_TASK DETAILS:_
Whenever a line below holds the word "label", count it once; report the total and nothing else.

===== RECORDS FOR THE TASK

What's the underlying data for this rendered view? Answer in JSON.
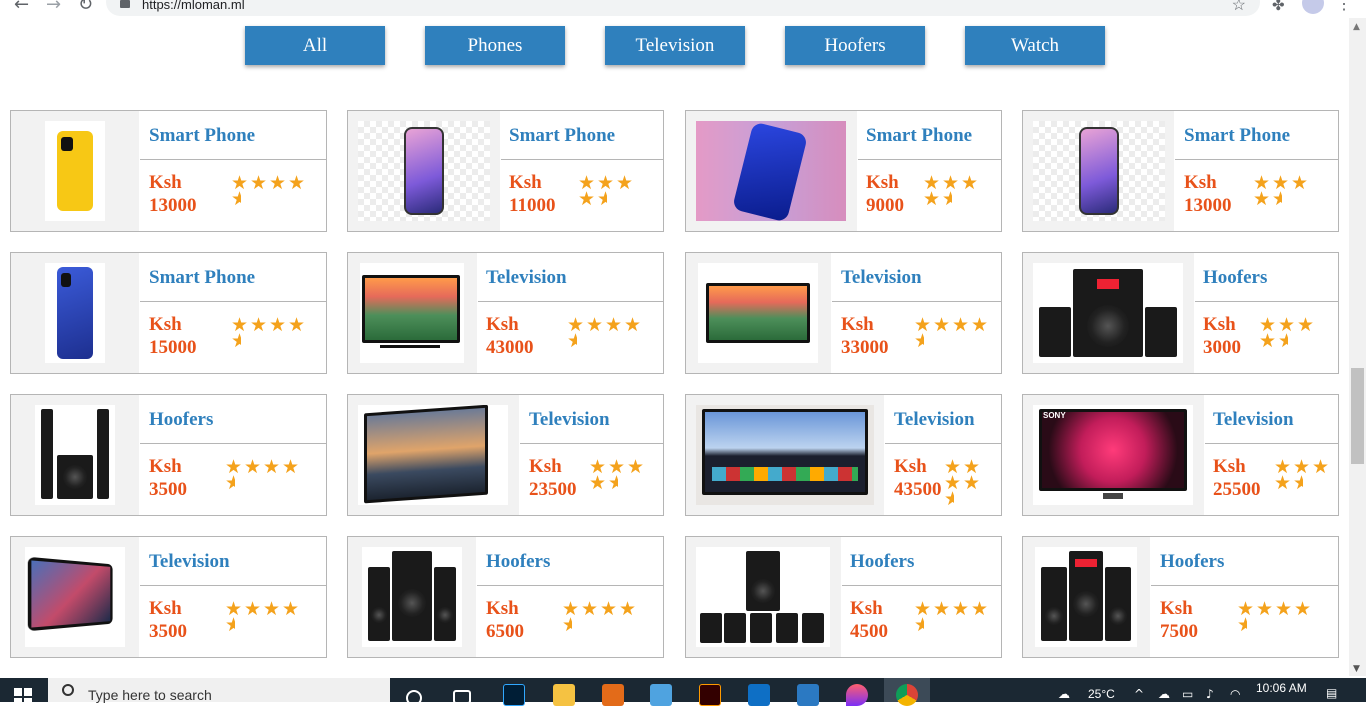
{
  "browser": {
    "url": "https://mloman.ml",
    "back_icon": "←",
    "forward_icon": "→",
    "reload_icon": "↻",
    "bookmark_icon": "☆",
    "extensions_icon": "✤",
    "menu_icon": "⋮"
  },
  "filters": [
    {
      "label": "All"
    },
    {
      "label": "Phones"
    },
    {
      "label": "Television"
    },
    {
      "label": "Hoofers"
    },
    {
      "label": "Watch"
    }
  ],
  "currency": "Ksh",
  "products": [
    {
      "title": "Smart Phone",
      "price": "13000",
      "rating": 4.5
    },
    {
      "title": "Smart Phone",
      "price": "11000",
      "rating": 4.5
    },
    {
      "title": "Smart Phone",
      "price": "9000",
      "rating": 4.5
    },
    {
      "title": "Smart Phone",
      "price": "13000",
      "rating": 4.5
    },
    {
      "title": "Smart Phone",
      "price": "15000",
      "rating": 4.5
    },
    {
      "title": "Television",
      "price": "43000",
      "rating": 4.5
    },
    {
      "title": "Television",
      "price": "33000",
      "rating": 4.5
    },
    {
      "title": "Hoofers",
      "price": "3000",
      "rating": 4.5
    },
    {
      "title": "Hoofers",
      "price": "3500",
      "rating": 4.5
    },
    {
      "title": "Television",
      "price": "23500",
      "rating": 4.5
    },
    {
      "title": "Television",
      "price": "43500",
      "rating": 4.5
    },
    {
      "title": "Television",
      "price": "25500",
      "rating": 4.5
    },
    {
      "title": "Television",
      "price": "3500",
      "rating": 4.5
    },
    {
      "title": "Hoofers",
      "price": "6500",
      "rating": 4.5
    },
    {
      "title": "Hoofers",
      "price": "4500",
      "rating": 4.5
    },
    {
      "title": "Hoofers",
      "price": "7500",
      "rating": 4.5
    }
  ],
  "colors": {
    "accent_blue": "#2f80bd",
    "price_orange": "#e8521a",
    "star_gold": "#f4a21c"
  },
  "taskbar": {
    "search_placeholder": "Type here to search",
    "weather": "25°C",
    "clock": "10:06 AM"
  }
}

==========

_SOLUTION TO THIS TASK:_
5